Look below. Copy each line that has "icon" in it.

►

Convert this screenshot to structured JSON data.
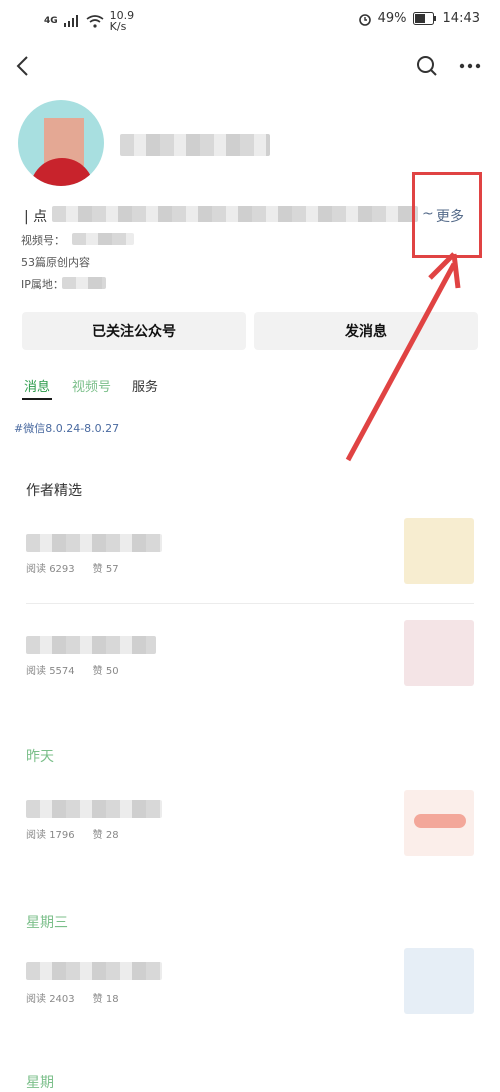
{
  "status_bar": {
    "network": "4G",
    "speed_value": "10.9",
    "speed_unit": "K/s",
    "battery": "49%",
    "time": "14:43"
  },
  "navbar": {
    "back_icon": "back-arrow-icon",
    "search_icon": "search-icon",
    "more_icon": "more-dots-icon"
  },
  "profile": {
    "intro_prefix": "| 点",
    "intro_suffix": "~",
    "more_label": "更多",
    "video_label": "视频号：",
    "original_count": "53篇原创内容",
    "ip_label": "IP属地："
  },
  "buttons": {
    "followed": "已关注公众号",
    "message": "发消息"
  },
  "tabs": [
    {
      "label": "消息"
    },
    {
      "label": "视频号"
    },
    {
      "label": "服务"
    }
  ],
  "tag": "#微信8.0.24-8.0.27",
  "sections": {
    "featured": "作者精选",
    "yesterday": "昨天",
    "wednesday": "星期三",
    "partial": "星期"
  },
  "articles": [
    {
      "read_label": "阅读",
      "read": "6293",
      "like_label": "赞",
      "likes": "57"
    },
    {
      "read_label": "阅读",
      "read": "5574",
      "like_label": "赞",
      "likes": "50"
    },
    {
      "read_label": "阅读",
      "read": "1796",
      "like_label": "赞",
      "likes": "28"
    },
    {
      "read_label": "阅读",
      "read": "2403",
      "like_label": "赞",
      "likes": "18"
    }
  ],
  "colors": {
    "accent_green": "#2a9a4a",
    "section_green": "#7bbf8a",
    "link_blue": "#556b8a",
    "annotation_red": "#e04343"
  }
}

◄

# Solution to the exercise
    "back_icon": "back-arrow-icon",
    "search_icon": "search-icon",
    "more_icon": "more-dots-icon"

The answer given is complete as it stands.